The Northwest Florida Water Management District's Governing Board voted unanimously yesterday to accept an administrative law judge's finding that "it is not in the public interest for Bay County to operate the well field" in the Sand Hill Lakes region.
The Board's decision came after hearing from its legal counsel, opposing lawyers for Bay and Washington counties, and several supporters of the Save Sand Hill Lakes Coalition. About 20 concerned citizens attended the meeting in Havana, with several publicly urging the Board to reject Bay County's consumptive-use permit request.

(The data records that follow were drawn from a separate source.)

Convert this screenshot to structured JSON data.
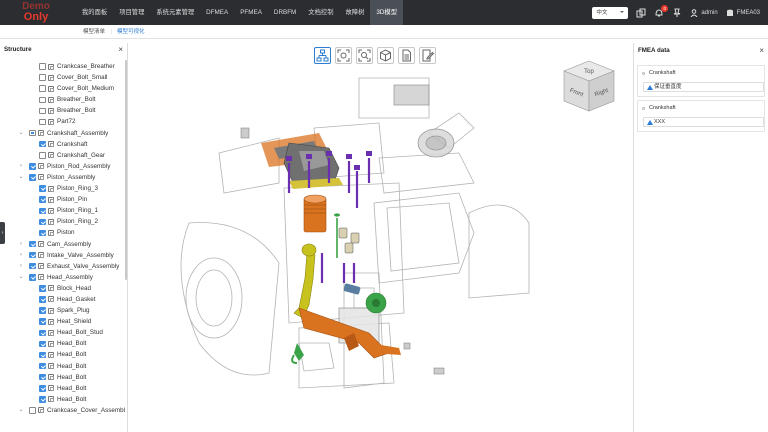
{
  "logo": {
    "line1": "Demo",
    "line2": "Only"
  },
  "nav": [
    {
      "label": "我的面板"
    },
    {
      "label": "项目管理"
    },
    {
      "label": "系统元素管理"
    },
    {
      "label": "DFMEA"
    },
    {
      "label": "PFMEA"
    },
    {
      "label": "DRBFM"
    },
    {
      "label": "文档控制"
    },
    {
      "label": "故障树"
    },
    {
      "label": "3D模型"
    }
  ],
  "nav_active": "3D模型",
  "topright": {
    "language": "中文",
    "notification_count": "0",
    "user": "admin",
    "project": "FMEA03"
  },
  "subtabs": [
    {
      "label": "模型清单"
    },
    {
      "label": "模型可视化"
    }
  ],
  "subtab_active": "模型可视化",
  "structure": {
    "title": "Structure",
    "close": "×",
    "rows": [
      {
        "label": "Crankcase_Breather",
        "level": 2,
        "checked": false,
        "toggle": ""
      },
      {
        "label": "Cover_Bolt_Small",
        "level": 2,
        "checked": false,
        "toggle": ""
      },
      {
        "label": "Cover_Bolt_Medium",
        "level": 2,
        "checked": false,
        "toggle": ""
      },
      {
        "label": "Breather_Bolt",
        "level": 2,
        "checked": false,
        "toggle": ""
      },
      {
        "label": "Breather_Bolt",
        "level": 2,
        "checked": false,
        "toggle": ""
      },
      {
        "label": "Part72",
        "level": 2,
        "checked": false,
        "toggle": ""
      },
      {
        "label": "Crankshaft_Assembly",
        "level": 1,
        "checked": "partial",
        "toggle": "⌄"
      },
      {
        "label": "Crankshaft",
        "level": 2,
        "checked": true,
        "toggle": ""
      },
      {
        "label": "Crankshaft_Gear",
        "level": 2,
        "checked": false,
        "toggle": ""
      },
      {
        "label": "Piston_Rod_Assembly",
        "level": 1,
        "checked": true,
        "toggle": "›"
      },
      {
        "label": "Piston_Assembly",
        "level": 1,
        "checked": true,
        "toggle": "⌄"
      },
      {
        "label": "Piston_Ring_3",
        "level": 2,
        "checked": true,
        "toggle": ""
      },
      {
        "label": "Piston_Pin",
        "level": 2,
        "checked": true,
        "toggle": ""
      },
      {
        "label": "Piston_Ring_1",
        "level": 2,
        "checked": true,
        "toggle": ""
      },
      {
        "label": "Piston_Ring_2",
        "level": 2,
        "checked": true,
        "toggle": ""
      },
      {
        "label": "Piston",
        "level": 2,
        "checked": true,
        "toggle": ""
      },
      {
        "label": "Cam_Assembly",
        "level": 1,
        "checked": true,
        "toggle": "›"
      },
      {
        "label": "Intake_Valve_Assembly",
        "level": 1,
        "checked": true,
        "toggle": "›"
      },
      {
        "label": "Exhaust_Valve_Assembly",
        "level": 1,
        "checked": true,
        "toggle": "›"
      },
      {
        "label": "Head_Assembly",
        "level": 1,
        "checked": true,
        "toggle": "⌄"
      },
      {
        "label": "Block_Head",
        "level": 2,
        "checked": true,
        "toggle": ""
      },
      {
        "label": "Head_Gasket",
        "level": 2,
        "checked": true,
        "toggle": ""
      },
      {
        "label": "Spark_Plug",
        "level": 2,
        "checked": true,
        "toggle": ""
      },
      {
        "label": "Heat_Shield",
        "level": 2,
        "checked": true,
        "toggle": ""
      },
      {
        "label": "Head_Bolt_Stud",
        "level": 2,
        "checked": true,
        "toggle": ""
      },
      {
        "label": "Head_Bolt",
        "level": 2,
        "checked": true,
        "toggle": ""
      },
      {
        "label": "Head_Bolt",
        "level": 2,
        "checked": true,
        "toggle": ""
      },
      {
        "label": "Head_Bolt",
        "level": 2,
        "checked": true,
        "toggle": ""
      },
      {
        "label": "Head_Bolt",
        "level": 2,
        "checked": true,
        "toggle": ""
      },
      {
        "label": "Head_Bolt",
        "level": 2,
        "checked": true,
        "toggle": ""
      },
      {
        "label": "Head_Bolt",
        "level": 2,
        "checked": true,
        "toggle": ""
      },
      {
        "label": "Crankcase_Cover_Assembl",
        "level": 1,
        "checked": false,
        "toggle": "⌄"
      }
    ]
  },
  "toolbar": {
    "buttons": [
      "structure-tree",
      "fit-view",
      "zoom-box",
      "explode-view",
      "document",
      "edit-note"
    ]
  },
  "viewcube": {
    "top": "Top",
    "front": "Front",
    "right": "Right"
  },
  "fmea": {
    "title": "FMEA data",
    "close": "×",
    "cards": [
      {
        "name": "Crankshaft",
        "value": "保证垂直度"
      },
      {
        "name": "Crankshaft",
        "value": "XXX"
      }
    ]
  },
  "colors": {
    "accent": "#2b7cd3",
    "topbar": "#2b2d31",
    "logo_red": "#e8392d",
    "crankshaft": "#d9731f",
    "bolts": "#6a2fb0",
    "connecting_rod": "#c8c21e",
    "gear": "#3aa348"
  }
}
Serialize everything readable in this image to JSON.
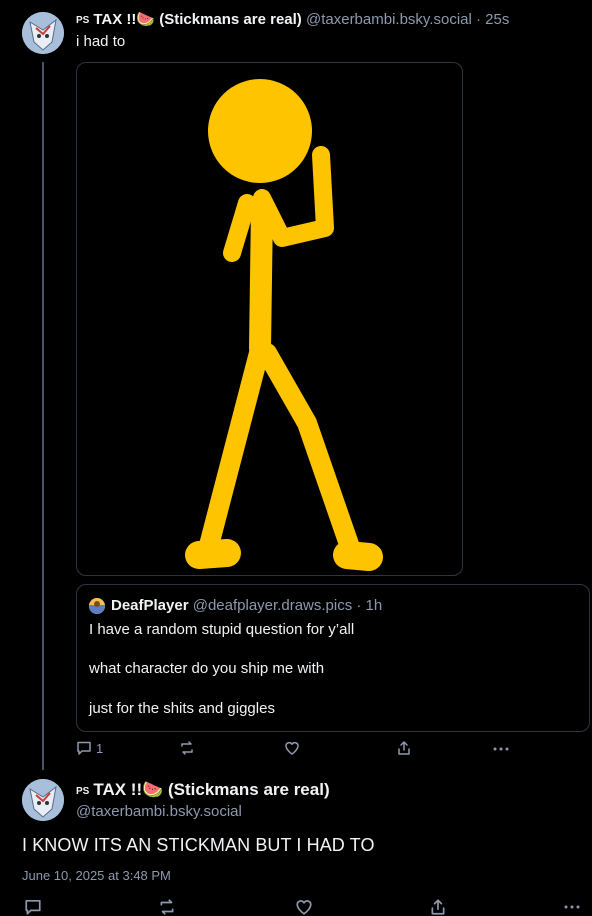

"We need to stop this [legal dispute] and consider what we're doing with the taxpayers' money," said Board member Joyce Estes just before the panel voted.
The 2-year dispute over the well field stems from Bay County's original proposal to draw up to 30 million gallons of water per day from an area located in northern Bay County on the Washington County line. The area is home to a fragile network of hundreds of karst lakes, some of which now look more like puddles after years of drought. Hundreds of residents in the Sand Hill Lakes region feared Bay's proposed well field would further reduce water levels in lakes and the aquifer as well as in private residential wells.
"This would have been the most disastrous thing that could have happened to the Sand Hills," Coalition member Bill Gunter said of the well field plan minutes after the board voted to accept the judge's recommended order, issued in late July. Over the last few years, Gunter and his wife, Gail, have watched the water recede on Lake Lucas, where they live, 50 feet beyond their 86-foot dock. "Because of usage and drought we have lakes that are virtually dry," he added.
Gunter was relieved that Bay also lost a legal maneuver asking the Board to return the case to the Florida Division of Administrative Hearings for reconsideration. "I literally praise the Lord for the fact that our environment has been protected," he said.
Doug Manson, lead counsel for Northern Trust, one of the petitioners in the lawsuit against Bay County, lauded the Board's decision. "We thank the Governing Board for listening to us and to the citizens who came here today to voice their concerns about the Sand Hill Lakes area," he said. "But," he added, "we are ready to put this divisive issue behind us and foster better relations with Bay County. It is our hope to work with Bay County in the future."
The Coalition to Save Sand Hill Lakes is made up of over 500 Bay and Washington County residents as well as environmental organizations such as the Bay County Audubon Society and Florida Audubon.
Click here to download the Board's final order.